His senatorial career was as follows. His earliest known office was praetor, held c.411; around 415 he served as a tribunus et notarius, which was an entry position to the imperial bureacracy, and led to his serving as Comes sacrarum largitionum (Count of the Sacred Largess) between 416 and 419, as well as Urban Prefect between the years 419 and 433. In 433 he was consul, in 439 Praetorian Prefect of Italy, and in 443 he was consul a second time. When he was granted the title of Patrician in 445, he was briefly the most honored of all non-Imperial Romans, until the third consulate of Aetius, generalissimo of the Western empire, the following year.
It is clear that the enmity between Maximus and Aetius led to the catastrophic events that brought down the Western Roman Empire. According to the account of John of Antioch, Maximus and the eunuch Heraclius persuaded the emperor Valentinian III to have Aetius killed -- which he did by his own hands. The historian John further alleges that Valentinian's death (March 16, 455) at the hands of Optila and Thranstila was also at Maximus' instigation.
Following Valentinian's death, there was no one obvious successor to the throne: Maximus competed with one Maximianus, son of Domninus, who had been a bodyguard of Aetius, and with the future emperor Majorian, who had the backing of the empress Eudoxia. Maximus managed to defeat his rivals by gaining control of the palace and forced Eudoxia to marry him.

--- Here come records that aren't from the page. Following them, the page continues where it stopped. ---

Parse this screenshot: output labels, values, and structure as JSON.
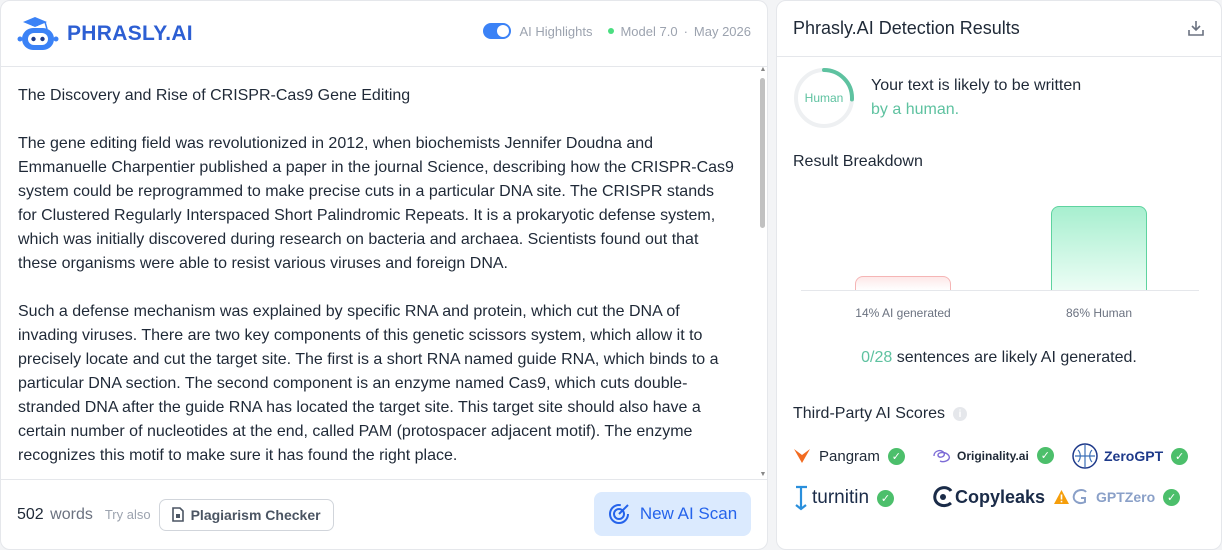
{
  "app": {
    "brand": "PHRASLY.AI"
  },
  "header": {
    "toggle_label": "AI Highlights",
    "model": "Model 7.0",
    "sep": "·",
    "date": "May 2026"
  },
  "document": {
    "title": "The Discovery and Rise of CRISPR-Cas9 Gene Editing",
    "paragraphs": [
      "The gene editing field was revolutionized in 2012, when biochemists Jennifer Doudna and Emmanuelle Charpentier published a paper in the journal Science, describing how the CRISPR-Cas9 system could be reprogrammed to make precise cuts in a particular DNA site. The CRISPR stands for Clustered Regularly Interspaced Short Palindromic Repeats. It is a prokaryotic defense system, which was initially discovered during research on bacteria and archaea. Scientists found out that these organisms were able to resist various viruses and foreign DNA.",
      "Such a defense mechanism was explained by specific RNA and protein, which cut the DNA of invading viruses. There are two key components of this genetic scissors system, which allow it to precisely locate and cut the target site. The first is a short RNA named guide RNA, which binds to a particular DNA section. The second component is an enzyme named Cas9, which cuts double-stranded DNA after the guide RNA has located the target site. This target site should also have a certain number of nucleotides at the end, called PAM (protospacer adjacent motif). The enzyme recognizes this motif to make sure it has found the right place."
    ]
  },
  "footer": {
    "word_count": "502",
    "word_unit": "words",
    "try_also": "Try also",
    "plagiarism_label": "Plagiarism Checker",
    "scan_label": "New AI Scan"
  },
  "results": {
    "title": "Phrasly.AI Detection Results",
    "gauge_label": "Human",
    "verdict_line1": "Your text is likely to be written",
    "verdict_line2": "by a human.",
    "breakdown_title": "Result Breakdown",
    "sentences_count": "0/28",
    "sentences_mid": "sentences are likely",
    "sentences_end": "AI generated",
    "sentences_period": ".",
    "third_party_title": "Third-Party AI Scores",
    "info_glyph": "i"
  },
  "chart_data": {
    "type": "bar",
    "categories": [
      "14% AI generated",
      "86% Human"
    ],
    "values": [
      14,
      86
    ],
    "ylim": [
      0,
      100
    ],
    "colors": [
      "#f5b5b5",
      "#5ed39f"
    ]
  },
  "third_party": [
    {
      "name": "Pangram",
      "status": "pass",
      "icon": "pangram-logo"
    },
    {
      "name": "Originality.ai",
      "status": "pass",
      "icon": "originality-logo"
    },
    {
      "name": "ZeroGPT",
      "status": "pass",
      "icon": "zerogpt-logo"
    },
    {
      "name": "turnitin",
      "status": "pass",
      "icon": "turnitin-logo"
    },
    {
      "name": "Copyleaks",
      "status": "warning",
      "icon": "copyleaks-logo"
    },
    {
      "name": "GPTZero",
      "status": "pass",
      "icon": "gptzero-logo"
    }
  ],
  "colors": {
    "accent": "#2563eb",
    "brand": "#2d5fd3",
    "human_green": "#5ec2a0",
    "ai_red": "#f5b5b5",
    "check_green": "#4cbf6b",
    "warning": "#f59e0b"
  }
}
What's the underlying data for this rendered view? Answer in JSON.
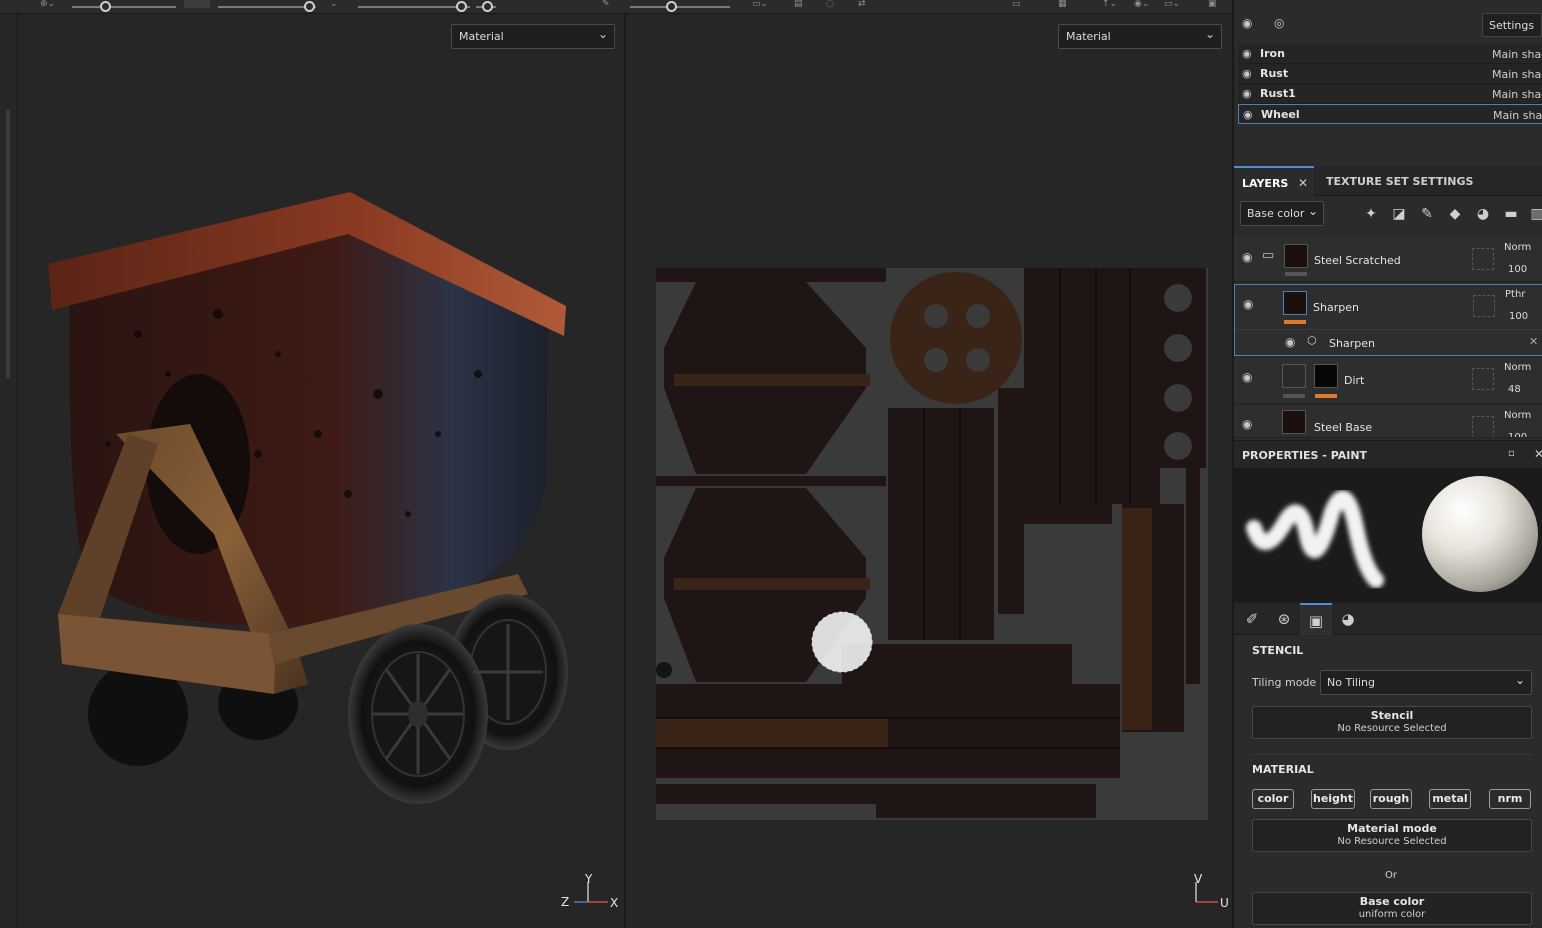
{
  "viewport_3d": {
    "material_select": "Material",
    "axes": {
      "y": "Y",
      "z": "Z",
      "x": "X"
    }
  },
  "viewport_2d": {
    "material_select": "Material",
    "axes": {
      "v": "V",
      "u": "U"
    }
  },
  "texture_sets": {
    "settings_button": "Settings",
    "rows": [
      {
        "name": "Iron",
        "shader": "Main shader"
      },
      {
        "name": "Rust",
        "shader": "Main shader"
      },
      {
        "name": "Rust1",
        "shader": "Main shader"
      },
      {
        "name": "Wheel",
        "shader": "Main shader",
        "selected": true
      }
    ]
  },
  "tabs": {
    "layers": "LAYERS",
    "texture_set_settings": "TEXTURE SET SETTINGS"
  },
  "layers_panel": {
    "channel": "Base color",
    "layers": [
      {
        "name": "Steel Scratched",
        "blend": "Norm",
        "opacity": "100"
      },
      {
        "name": "Sharpen",
        "blend": "Pthr",
        "opacity": "100",
        "effect": "Sharpen"
      },
      {
        "name": "Dirt",
        "blend": "Norm",
        "opacity": "48"
      },
      {
        "name": "Steel Base",
        "blend": "Norm",
        "opacity": "100"
      }
    ]
  },
  "properties": {
    "title": "PROPERTIES - PAINT",
    "stencil": {
      "section": "STENCIL",
      "tiling_label": "Tiling mode",
      "tiling_value": "No Tiling",
      "box_title": "Stencil",
      "box_value": "No Resource Selected"
    },
    "material": {
      "section": "MATERIAL",
      "channels": [
        "color",
        "height",
        "rough",
        "metal",
        "nrm"
      ],
      "mode_title": "Material mode",
      "mode_value": "No Resource Selected",
      "or_label": "Or",
      "base_title": "Base color",
      "base_value": "uniform color"
    }
  }
}
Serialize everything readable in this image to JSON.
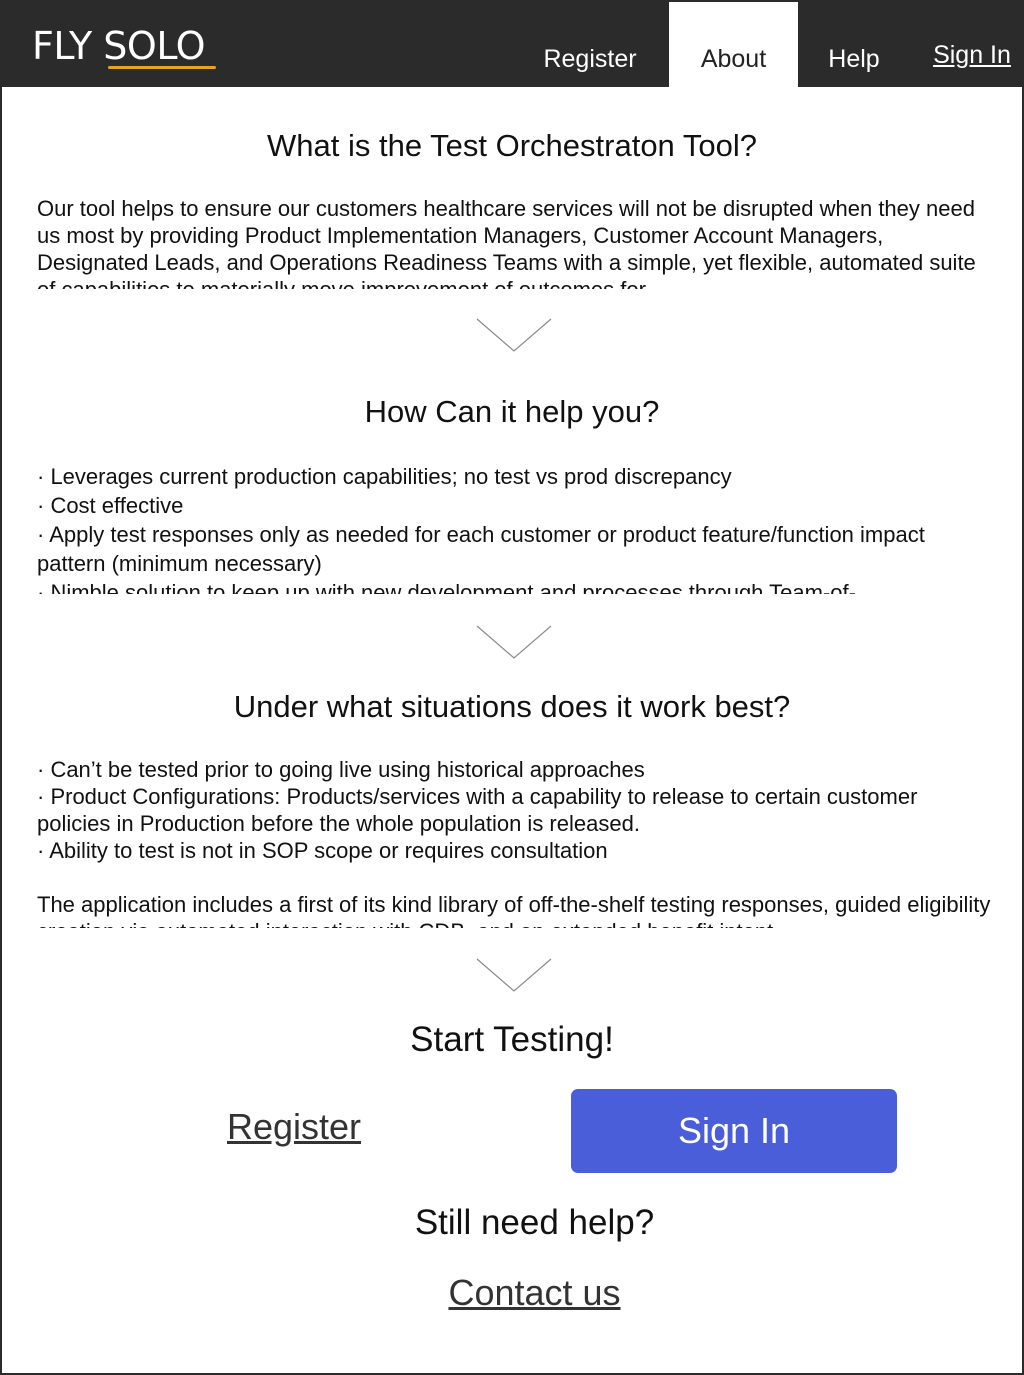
{
  "header": {
    "logo_fly": "FLY",
    "logo_solo": "SOLO",
    "nav": {
      "register": "Register",
      "about": "About",
      "help": "Help",
      "sign_in": "Sign In"
    },
    "active_tab": "About",
    "accent_color": "#e7a51f",
    "bar_color": "#2b2b2b"
  },
  "sections": {
    "what": {
      "title": "What is the Test Orchestraton Tool?",
      "body": "Our tool helps to ensure our customers healthcare services will not be disrupted when they need us most by providing Product Implementation Managers, Customer Account Managers, Designated Leads, and Operations Readiness Teams with a simple, yet flexible, automated suite of capabilities to materially move improvement of outcomes for"
    },
    "how": {
      "title": "How Can it help you?",
      "bullets": [
        "·  Leverages current production capabilities; no test vs prod discrepancy",
        "·  Cost effective",
        "·  Apply test responses only as needed for each customer or product feature/function impact pattern (minimum necessary)",
        "· Nimble solution to keep up with new development and processes through Team-of-"
      ]
    },
    "situations": {
      "title": "Under what situations does it work best?",
      "bullets": [
        "· Can’t be tested prior to going live using historical approaches",
        "· Product Configurations:  Products/services with a  capability to release to certain customer policies in Production before the whole population is released.",
        "· Ability to test is not in SOP scope or requires consultation"
      ],
      "paragraph": "The application includes a first of its kind library of off-the-shelf testing responses, guided eligibility creation via automated interaction with CDB, and an extended benefit intent"
    }
  },
  "cta": {
    "title": "Start Testing!",
    "register_label": "Register",
    "sign_in_label": "Sign In",
    "sign_in_color": "#4a5ed9",
    "help_title": "Still need help?",
    "contact_label": "Contact us"
  }
}
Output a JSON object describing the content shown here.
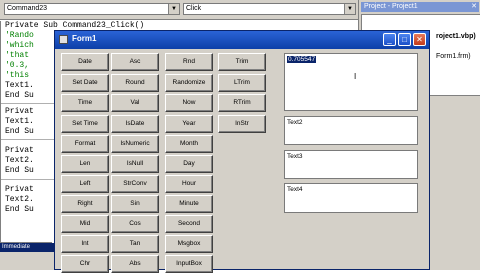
{
  "editor": {
    "object_combo": "Command23",
    "proc_combo": "Click",
    "lines": [
      "Private Sub Command23_Click()",
      "'Rando",
      "'which",
      "'that",
      "'0.3,",
      "'this",
      "Text1.",
      "End Su",
      "Privat",
      "Text1.",
      "End Su",
      "Privat",
      "Text2.",
      "End Su",
      "Privat",
      "Text2.",
      "End Su"
    ]
  },
  "immediate": {
    "title": "Immediate"
  },
  "project": {
    "title": "Project - Project1",
    "tree": [
      "roject1.vbp)",
      "Form1.frm)"
    ]
  },
  "form": {
    "title": "Form1",
    "buttons": {
      "col1": [
        "Date",
        "Set Date",
        "Time",
        "Set Time",
        "Format",
        "Len",
        "Left",
        "Right",
        "Mid",
        "Int",
        "Chr"
      ],
      "col2": [
        "Asc",
        "Round",
        "Val",
        "IsDate",
        "IsNumeric",
        "IsNull",
        "StrConv",
        "Sin",
        "Cos",
        "Tan",
        "Abs"
      ],
      "col3": [
        "Rnd",
        "Randomize",
        "Now",
        "Year",
        "Month",
        "Day",
        "Hour",
        "Minute",
        "Second",
        "Msgbox",
        "InputBox"
      ],
      "col4": [
        "Trim",
        "LTrim",
        "RTrim",
        "InStr"
      ]
    },
    "textboxes": [
      "0.705547",
      "Text2",
      "Text3",
      "Text4"
    ]
  }
}
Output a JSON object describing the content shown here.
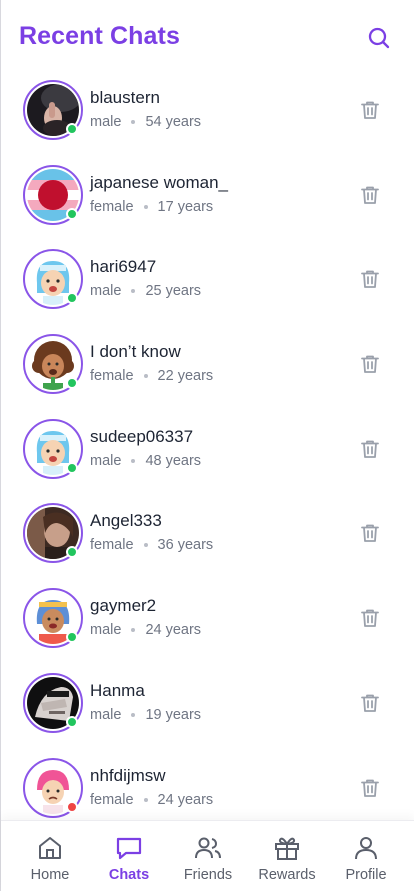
{
  "header": {
    "title": "Recent Chats",
    "search_icon": "search-icon"
  },
  "colors": {
    "accent": "#7b3fe4",
    "online": "#22c55e",
    "offline": "#ef4444"
  },
  "chats": [
    {
      "name": "blaustern",
      "gender": "male",
      "age": "54 years",
      "status": "online",
      "avatar": "photo-dark"
    },
    {
      "name": "japanese woman_",
      "gender": "female",
      "age": "17 years",
      "status": "online",
      "avatar": "flag-circle"
    },
    {
      "name": "hari6947",
      "gender": "male",
      "age": "25 years",
      "status": "online",
      "avatar": "cartoon-blue-hair"
    },
    {
      "name": "I don’t know",
      "gender": "female",
      "age": "22 years",
      "status": "online",
      "avatar": "cartoon-curly-hair"
    },
    {
      "name": "sudeep06337",
      "gender": "male",
      "age": "48 years",
      "status": "online",
      "avatar": "cartoon-blue-hair"
    },
    {
      "name": "Angel333",
      "gender": "female",
      "age": "36 years",
      "status": "online",
      "avatar": "photo-portrait"
    },
    {
      "name": "gaymer2",
      "gender": "male",
      "age": "24 years",
      "status": "online",
      "avatar": "cartoon-blue-braids"
    },
    {
      "name": "Hanma",
      "gender": "male",
      "age": "19 years",
      "status": "online",
      "avatar": "photo-bw"
    },
    {
      "name": "nhfdijmsw",
      "gender": "female",
      "age": "24 years",
      "status": "offline",
      "avatar": "cartoon-pink-hair"
    }
  ],
  "nav": {
    "items": [
      {
        "label": "Home",
        "icon": "home-icon",
        "active": false
      },
      {
        "label": "Chats",
        "icon": "chat-bubble-icon",
        "active": true
      },
      {
        "label": "Friends",
        "icon": "friends-icon",
        "active": false
      },
      {
        "label": "Rewards",
        "icon": "gift-icon",
        "active": false
      },
      {
        "label": "Profile",
        "icon": "profile-icon",
        "active": false
      }
    ]
  }
}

Maximus quickly appointed Avitus as Master of Soldiers, and sent him on a mission to Toulouse to gain the support of the Visigoths; however, by the time Avitus arrived, Maximus was dead, and the mission pointless. Within two months of Maximus gaining the throne, word came that Gaiseric, king of the Vandals, had arrived in Italy, news that paniced the inhabitants of Rome. In the disorder Maximus was killed, either by a mob or by "a certain Roman soldier named Ursus."
Three days after Maximus' death on April 22, Gaiseric entered Rome with his army. While the Vandals looted the city and captured people as slaves or hostages, in response to the pleas of Pope Leo I, they desisted from more destructive behavior that accompanied the sack of a city -- arson, torture, and murder.
Valentinian III (424 - 455)
Avitus (455 - 456)